DIRECTIONS FOR THIS TASK:
Which lines of the entries below contain the string "icon"? Copy each one.

╭──

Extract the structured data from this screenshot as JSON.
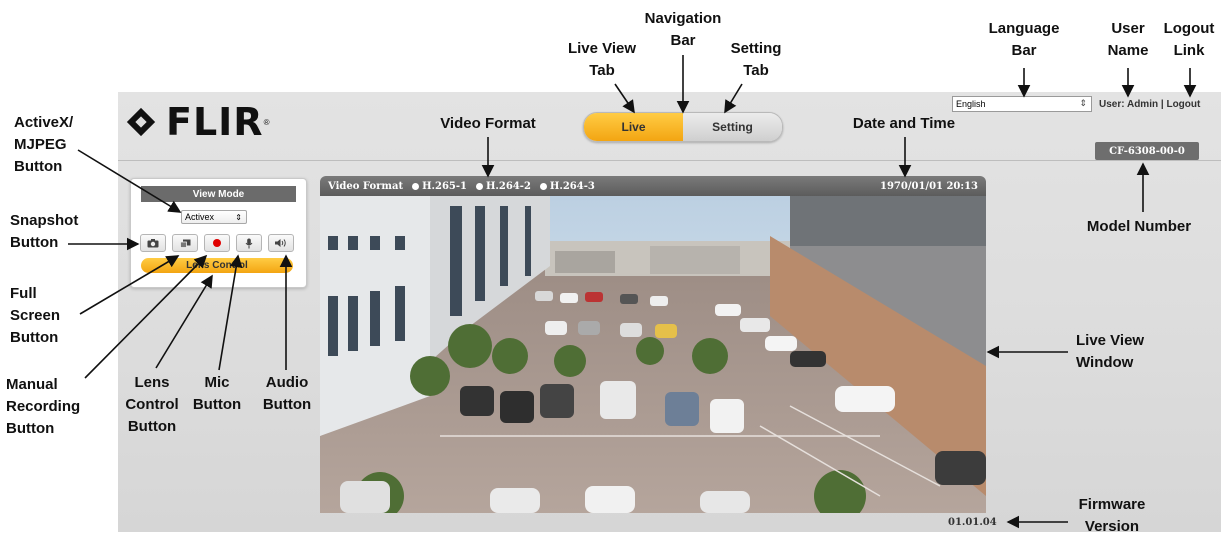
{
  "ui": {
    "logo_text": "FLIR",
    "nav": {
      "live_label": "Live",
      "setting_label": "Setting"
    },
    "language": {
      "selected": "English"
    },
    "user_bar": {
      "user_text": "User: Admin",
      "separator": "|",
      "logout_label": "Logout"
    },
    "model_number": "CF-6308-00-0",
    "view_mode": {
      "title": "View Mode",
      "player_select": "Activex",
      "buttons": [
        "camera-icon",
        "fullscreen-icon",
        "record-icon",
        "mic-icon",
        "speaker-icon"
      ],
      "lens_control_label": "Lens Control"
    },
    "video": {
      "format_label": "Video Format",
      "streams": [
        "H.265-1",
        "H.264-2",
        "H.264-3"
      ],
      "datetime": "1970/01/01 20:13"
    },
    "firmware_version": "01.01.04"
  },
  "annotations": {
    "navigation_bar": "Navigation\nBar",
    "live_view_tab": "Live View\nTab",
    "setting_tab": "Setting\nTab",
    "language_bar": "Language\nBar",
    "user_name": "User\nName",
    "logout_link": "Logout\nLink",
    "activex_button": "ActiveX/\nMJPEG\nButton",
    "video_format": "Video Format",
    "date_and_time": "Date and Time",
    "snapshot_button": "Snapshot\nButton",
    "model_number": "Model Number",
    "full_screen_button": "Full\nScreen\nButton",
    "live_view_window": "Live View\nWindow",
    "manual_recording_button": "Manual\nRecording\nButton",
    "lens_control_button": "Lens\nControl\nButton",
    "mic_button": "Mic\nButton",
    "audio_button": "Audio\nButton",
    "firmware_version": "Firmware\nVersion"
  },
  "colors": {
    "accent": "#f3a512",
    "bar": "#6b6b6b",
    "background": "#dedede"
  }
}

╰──
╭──

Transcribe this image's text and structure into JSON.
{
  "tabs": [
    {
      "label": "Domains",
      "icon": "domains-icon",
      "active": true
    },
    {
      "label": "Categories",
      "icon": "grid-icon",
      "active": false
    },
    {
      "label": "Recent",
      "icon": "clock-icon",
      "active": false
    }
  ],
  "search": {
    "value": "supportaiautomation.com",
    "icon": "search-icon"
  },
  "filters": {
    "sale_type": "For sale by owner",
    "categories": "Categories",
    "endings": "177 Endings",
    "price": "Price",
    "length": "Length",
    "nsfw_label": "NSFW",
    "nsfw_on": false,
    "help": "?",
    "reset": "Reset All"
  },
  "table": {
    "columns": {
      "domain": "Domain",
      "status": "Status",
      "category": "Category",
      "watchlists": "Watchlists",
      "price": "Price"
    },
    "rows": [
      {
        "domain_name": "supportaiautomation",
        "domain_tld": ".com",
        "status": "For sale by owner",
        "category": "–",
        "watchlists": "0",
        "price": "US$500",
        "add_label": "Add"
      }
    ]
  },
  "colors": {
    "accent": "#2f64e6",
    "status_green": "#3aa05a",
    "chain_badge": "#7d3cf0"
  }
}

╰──
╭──

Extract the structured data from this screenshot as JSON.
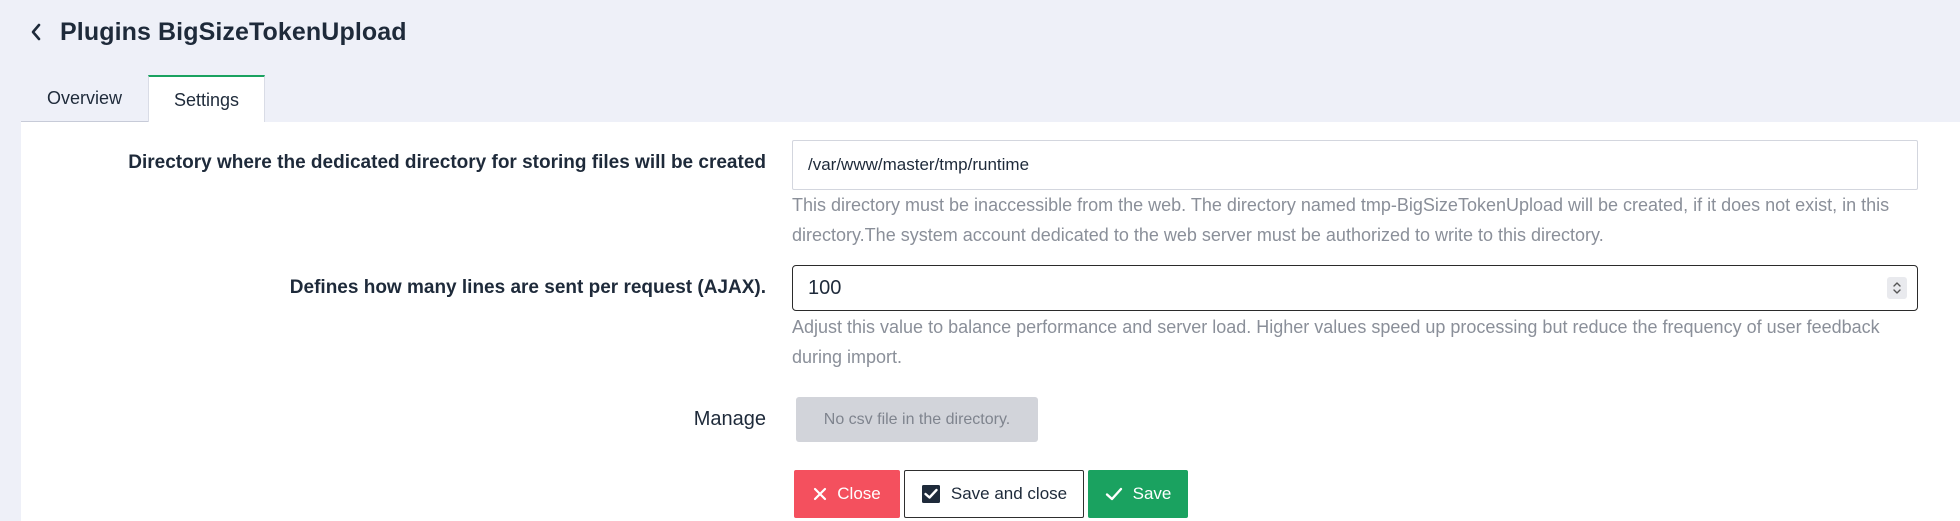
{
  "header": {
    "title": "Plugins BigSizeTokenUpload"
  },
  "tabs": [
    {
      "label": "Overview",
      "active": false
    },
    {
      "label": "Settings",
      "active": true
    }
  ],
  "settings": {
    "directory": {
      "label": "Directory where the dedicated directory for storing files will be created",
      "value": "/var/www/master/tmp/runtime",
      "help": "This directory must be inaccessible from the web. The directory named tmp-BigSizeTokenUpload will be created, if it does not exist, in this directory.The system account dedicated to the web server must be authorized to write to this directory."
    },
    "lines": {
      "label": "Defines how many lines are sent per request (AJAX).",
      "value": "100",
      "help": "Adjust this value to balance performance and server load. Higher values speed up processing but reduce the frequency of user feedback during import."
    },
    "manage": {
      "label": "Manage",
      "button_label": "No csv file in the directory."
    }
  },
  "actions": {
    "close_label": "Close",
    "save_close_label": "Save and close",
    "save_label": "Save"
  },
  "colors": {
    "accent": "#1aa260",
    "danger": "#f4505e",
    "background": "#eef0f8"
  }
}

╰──

WRITTEN ANSWER:
        "camera-icon",
        "fullscreen-icon",
        "record-icon",
        "mic-icon",
        "speaker-icon"
      "icon": "domains-icon",
      "icon": "grid-icon",
      "icon": "clock-icon",
    "icon": "search-icon"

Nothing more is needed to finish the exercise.